[[ Exercise data open ]]
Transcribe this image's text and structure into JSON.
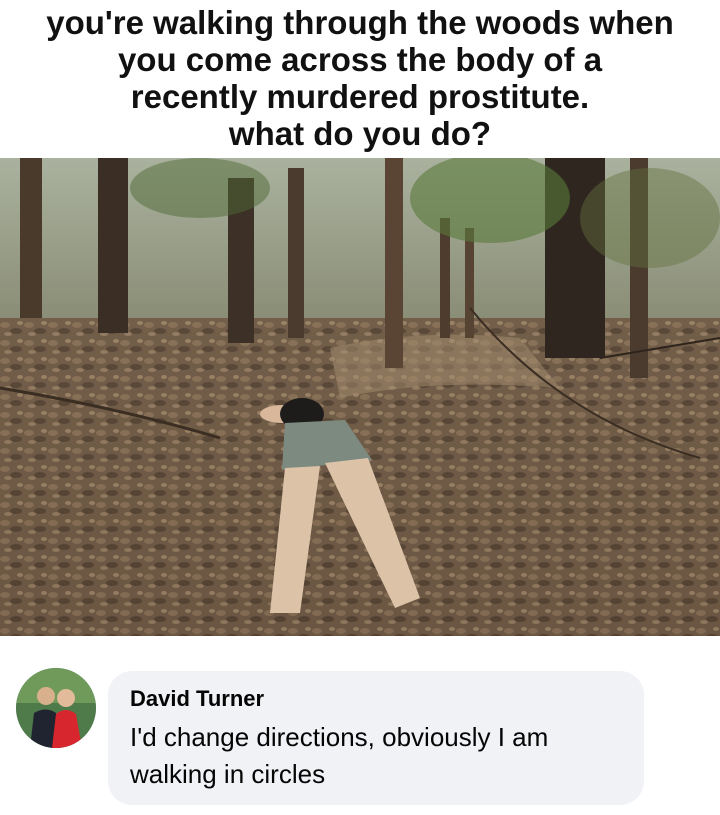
{
  "caption": {
    "lines": [
      "you're walking through the woods when",
      "you come across the body of a",
      "recently murdered prostitute.",
      "what do you do?"
    ]
  },
  "photo": {
    "icon": "forest-scene-photo"
  },
  "comment": {
    "author": "David Turner",
    "text": "I'd change directions, obviously I am walking in circles",
    "avatar_icon": "profile-photo-avatar"
  },
  "colors": {
    "bubble": "#f0f2f5",
    "text": "#050505",
    "leaves": "#7a6249",
    "trees": "#3d3026"
  }
}
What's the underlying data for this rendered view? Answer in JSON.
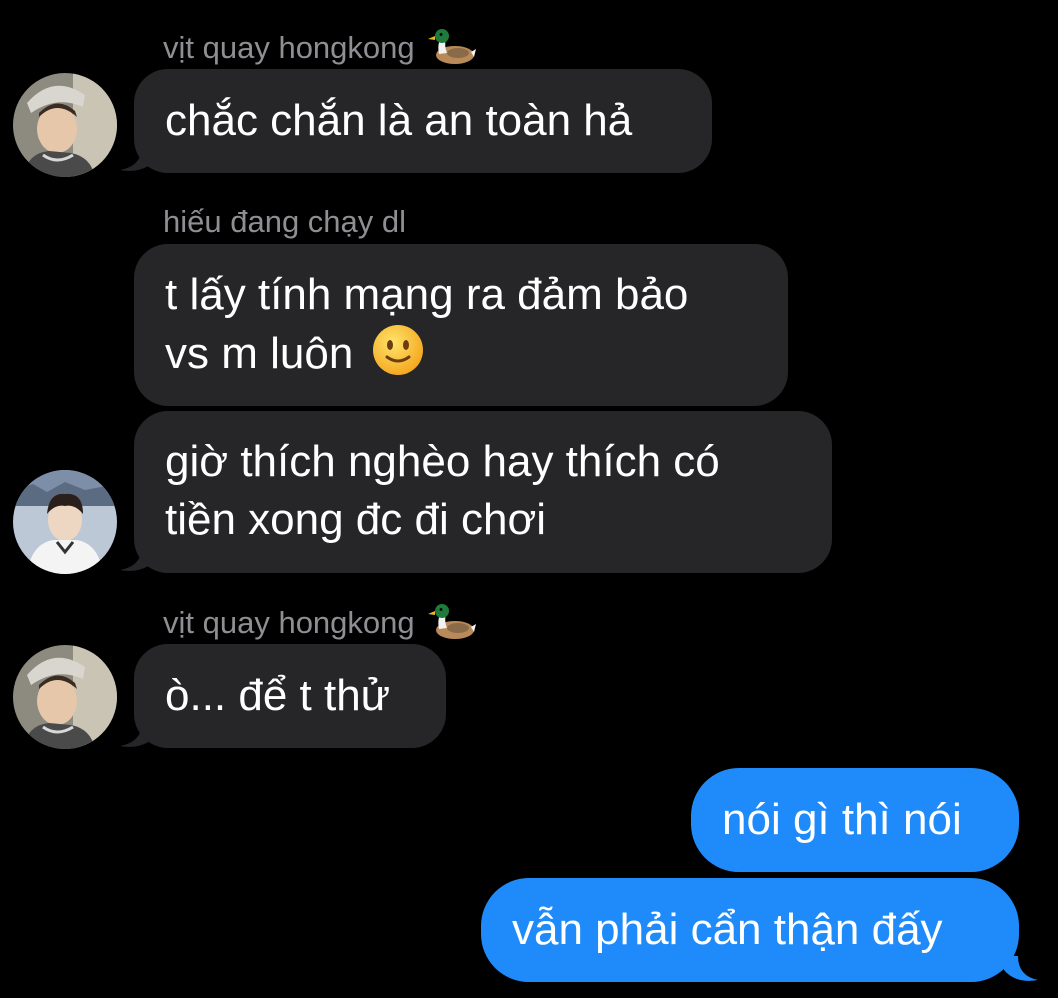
{
  "colors": {
    "background": "#000000",
    "incoming_bubble": "#262629",
    "outgoing_bubble": "#1f8bfb",
    "sender_name": "#8e8e93",
    "text": "#ffffff"
  },
  "messages": [
    {
      "sender": "vịt quay hongkong",
      "sender_icon": "duck-emoji",
      "text": "chắc chắn là an toàn hả",
      "avatar": "avatar-user-1"
    },
    {
      "sender": "hiếu đang chạy dl",
      "line1": "t lấy tính mạng ra đảm bảo",
      "line2": "vs m luôn",
      "trailing_icon": "slightly-smiling-face-emoji"
    },
    {
      "line1": "giờ thích nghèo hay thích có",
      "line2": "tiền xong đc đi chơi",
      "avatar": "avatar-user-2"
    },
    {
      "sender": "vịt quay hongkong",
      "sender_icon": "duck-emoji",
      "text": "ò... để t thử",
      "avatar": "avatar-user-1"
    },
    {
      "text": "nói gì thì nói"
    },
    {
      "text": "vẫn phải cẩn thận đấy"
    }
  ]
}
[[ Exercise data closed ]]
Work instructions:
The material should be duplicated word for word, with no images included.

Answer to the exercise:
Transcribe this image's text and structure into JSON.
{
  "caption": {
    "lines": [
      "you're walking through the woods when",
      "you come across the body of a",
      "recently murdered prostitute.",
      "what do you do?"
    ]
  },
  "photo": {
    "icon": "forest-scene-photo"
  },
  "comment": {
    "author": "David Turner",
    "text": "I'd change directions, obviously I am walking in circles",
    "avatar_icon": "profile-photo-avatar"
  },
  "colors": {
    "bubble": "#f0f2f5",
    "text": "#050505",
    "leaves": "#7a6249",
    "trees": "#3d3026"
  }
}
What's the underlying data for this rendered view? Answer in JSON.
{
  "colors": {
    "background": "#000000",
    "incoming_bubble": "#262629",
    "outgoing_bubble": "#1f8bfb",
    "sender_name": "#8e8e93",
    "text": "#ffffff"
  },
  "messages": [
    {
      "sender": "vịt quay hongkong",
      "sender_icon": "duck-emoji",
      "text": "chắc chắn là an toàn hả",
      "avatar": "avatar-user-1"
    },
    {
      "sender": "hiếu đang chạy dl",
      "line1": "t lấy tính mạng ra đảm bảo",
      "line2": "vs m luôn",
      "trailing_icon": "slightly-smiling-face-emoji"
    },
    {
      "line1": "giờ thích nghèo hay thích có",
      "line2": "tiền xong đc đi chơi",
      "avatar": "avatar-user-2"
    },
    {
      "sender": "vịt quay hongkong",
      "sender_icon": "duck-emoji",
      "text": "ò... để t thử",
      "avatar": "avatar-user-1"
    },
    {
      "text": "nói gì thì nói"
    },
    {
      "text": "vẫn phải cẩn thận đấy"
    }
  ]
}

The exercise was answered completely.